|Latitude & Longitude (WGS84):||54° 46' 52'' North , 2° 19' 46'' West|
|Latitude & Longitude (decimal):||54.78136,-2.32966|
|UK National Grid Reference:||NY788430|
|Other regions containing this locality:||Northern Pennine Orefield, England, UK|
The Pennines, England, UK
|Köppen climate type:||Cfb : Temperate oceanic climate|
|Other/historical names associated with this locality:||North Pennines; North and Western Region; Cumberland|
Smallcleugh mine is recorded to have been developed from 1770 for a short time, working a series of veins and strata-bound replacement deposits (flats) believed to have been first encountered in 1776 associated with the Handsome Mea and Smallcleugh veins. Although the mine does not appear to have gotten into its stride until 1787, several other veins and flat deposits were also developed before the mine closed in the early 1900s. In 1963 an abortive attempted was made to locate further ore reserves. The most well-known account is the dinner held underground by the Masonic Lodge in the so-called Ballroom Flats in 1901. The first amateur exploration of the mine may have been in the late 1960s.
Smallcleugh mine in the North Pennine Orefield is well known amongst British mineral collectors for good examples of galena, sphalerite, ankerite, and calcite, and to a much lesser extent quartz, all of which have been collected for many years since access was regained. Excellent specimens of single black complex sphalerite crystals to 1.5cm or so on white matrix were collected from a replacement deposit above the so-called Hydraulic shaft. Single galena crystals to 4cm could be collected from cavities in the strata-bound replacement deposits (flats) and veins. Less well known are the secondary species: secondary minerals mostly of zinc, copper, lead, and iron, rare nickel, and manganese have occasionally been found. Many of the secondary minerals from Smallcleugh would be only of interest to micro-mineral collectors. Many of the flat deposits now have modern names such as Wheel Flats (from a set of ore cart wheels found there, the old name may have been Browns Flat), while Whit Hudsons Flat and Hetheringtons Flat and cross-cut are possibly an original name. Other modern names are Incline Flats (an incline level leads into these workings), Old Fan Flats (parts of a ventilator fan found here), New Fan Flats (near the Old Fan Flats), North End Flats (?), Smallcleugh Main Flats (after the mine), The Ball Room Flat (named after a Victorian Masonic dinner party held there), Zinc Flat (from a high sphalerite content), High Flats (above the Smallcleugh Horse Level), Proud's Sump Flat (after the sump near these Flat workings), and Gullyback Flats (?). The rises and sumps appear to have mostly retained their old names, e.g. Spottiswood, Proud's, and Luke Halls.
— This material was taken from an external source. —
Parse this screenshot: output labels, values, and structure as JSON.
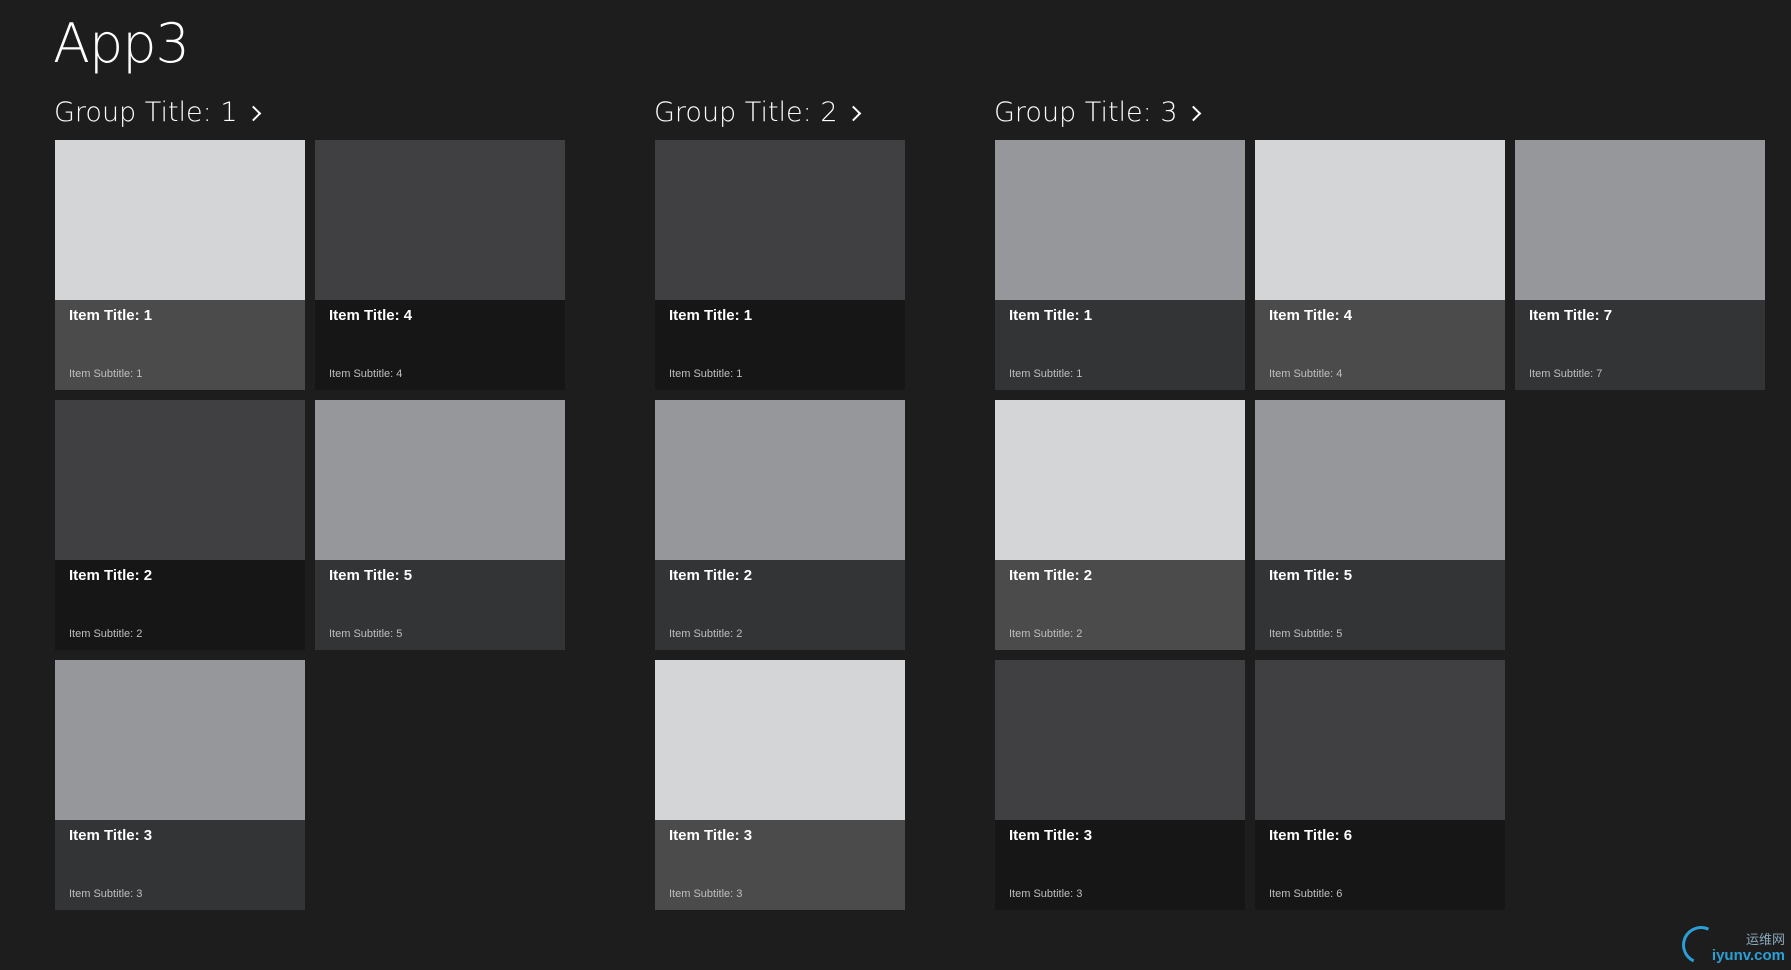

37 valid minerals.
This geological map and associated information on rock units at or nearby to the coordinates given for this locality is based on relatively small scale geological maps provided by various national Geological Surveys. This does not necessarily represent the complete geology at this locality but it gives a background for the region in which it is found.
Click on geological units on the map for more information. Click here to view full-screen map on Macrostrat.org
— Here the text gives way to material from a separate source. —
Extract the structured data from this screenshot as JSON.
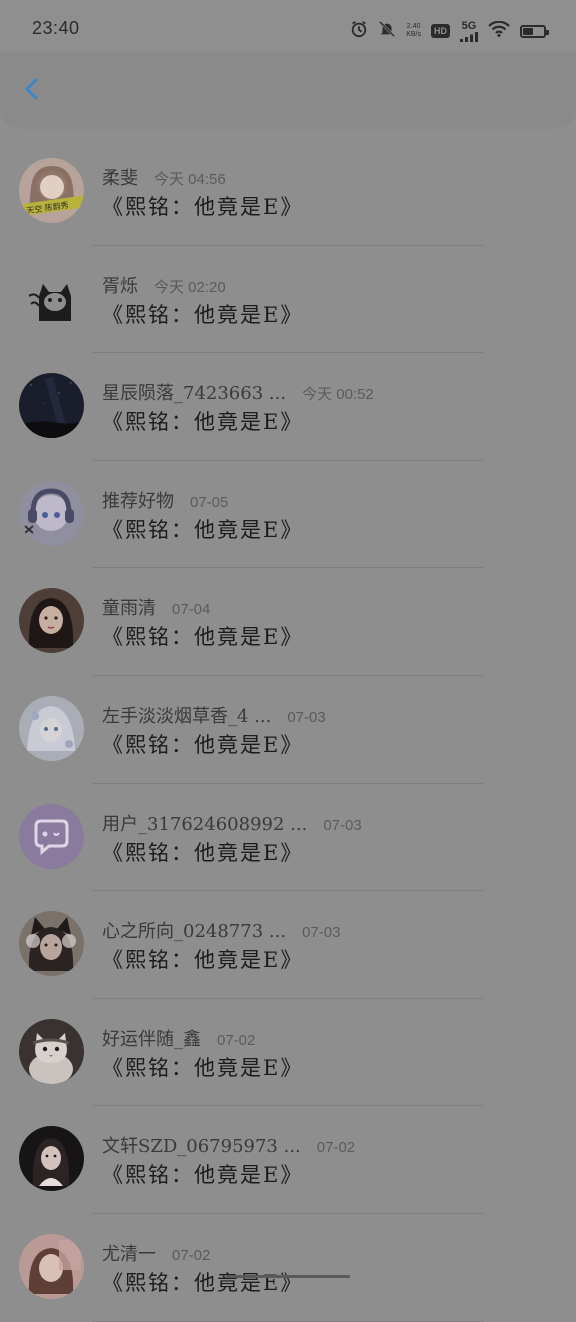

298.9 - 323.2 Ma
|Late Carboniferous sandstone|
|Bashkirian - Visean|
315.2 - 346.7 Ma
323.2 - 358.9 Ma
|Paleozoic sedimentary rocks|
Age: Mississippian (323.2 - 358.9 Ma)
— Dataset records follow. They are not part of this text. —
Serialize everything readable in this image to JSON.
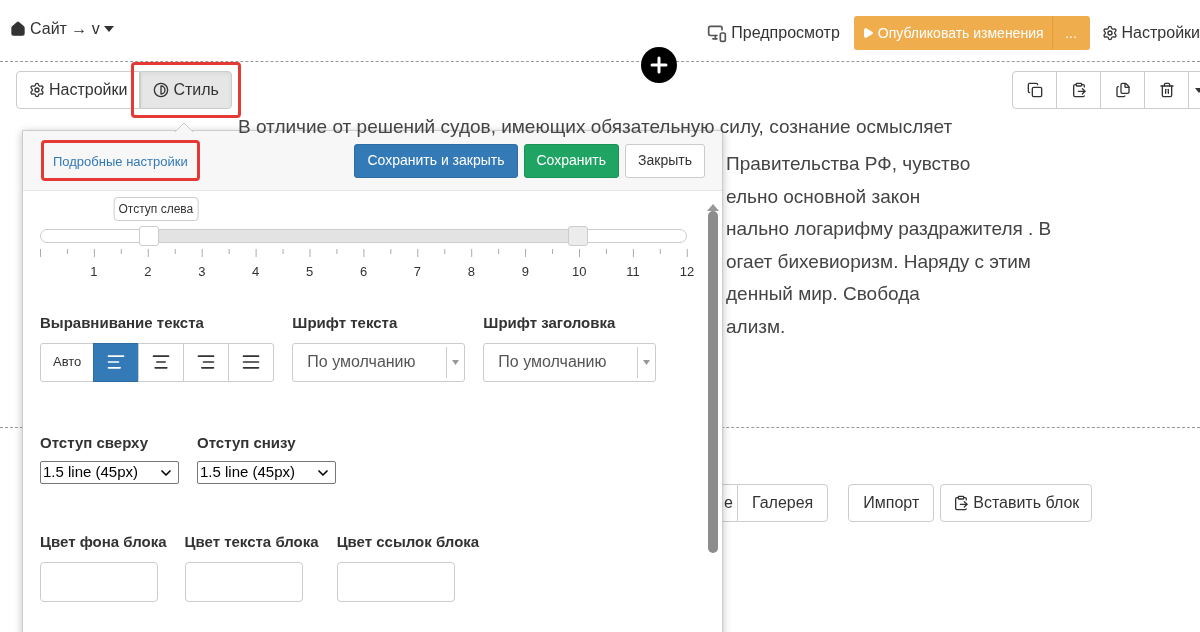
{
  "topbar": {
    "breadcrumb": "Сайт → v",
    "preview": "Предпросмотр",
    "publish": "Опубликовать изменения",
    "publish_more": "...",
    "settings": "Настройки"
  },
  "block_tabs": [
    {
      "label": "Настройки",
      "selected": false,
      "highlighted": false
    },
    {
      "label": "Стиль",
      "selected": true,
      "highlighted": true
    }
  ],
  "content_lines": [
    "В отличие от решений судов, имеющих обязательную силу, сознание осмысляет",
    "Правительства РФ, чувство",
    "ельно основной закон",
    "нально логарифму раздражителя . В",
    "огает бихевиоризм. Наряду с этим",
    "денный мир. Свобода",
    "ализм."
  ],
  "bottom_buttons": [
    {
      "label": "е",
      "kind": "partial"
    },
    {
      "label": "Галерея",
      "kind": "group"
    },
    {
      "label": "Импорт",
      "kind": "plain"
    },
    {
      "label": "Вставить блок",
      "kind": "paste"
    }
  ],
  "panel": {
    "link": {
      "label": "Подробные настройки",
      "highlighted": true
    },
    "buttons": [
      {
        "label": "Сохранить и закрыть",
        "kind": "primary"
      },
      {
        "label": "Сохранить",
        "kind": "success"
      },
      {
        "label": "Закрыть",
        "kind": "default"
      }
    ],
    "slider": {
      "tooltip": "Отступ слева",
      "thumbs": [
        {
          "level": 0.1667
        },
        {
          "level": 0.8333
        }
      ],
      "labels": [
        "1",
        "2",
        "3",
        "4",
        "5",
        "6",
        "7",
        "8",
        "9",
        "10",
        "11",
        "12"
      ]
    },
    "align": {
      "label": "Выравнивание текста",
      "options": [
        {
          "kind": "text",
          "label": "Авто",
          "selected": false
        },
        {
          "kind": "left",
          "selected": true
        },
        {
          "kind": "center",
          "selected": false
        },
        {
          "kind": "right",
          "selected": false
        },
        {
          "kind": "justify",
          "selected": false
        }
      ]
    },
    "font_selects": [
      {
        "label": "Шрифт текста",
        "value": "По умолчанию"
      },
      {
        "label": "Шрифт заголовка",
        "value": "По умолчанию"
      }
    ],
    "spacing": [
      {
        "label": "Отступ сверху",
        "value": "1.5 line (45px)"
      },
      {
        "label": "Отступ снизу",
        "value": "1.5 line (45px)"
      }
    ],
    "colors": [
      {
        "label": "Цвет фона блока"
      },
      {
        "label": "Цвет текста блока"
      },
      {
        "label": "Цвет ссылок блока"
      }
    ]
  }
}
Lithology: Sedimentary rocks
Reference: Chorlton, L.B. Generalized geology of the world: bedrock domains and major faults in GIS format: a small-scale world geology map with an extended geological attribute database. doi: 10.4095/223767. Geological Survey of Canada, Open File 5529.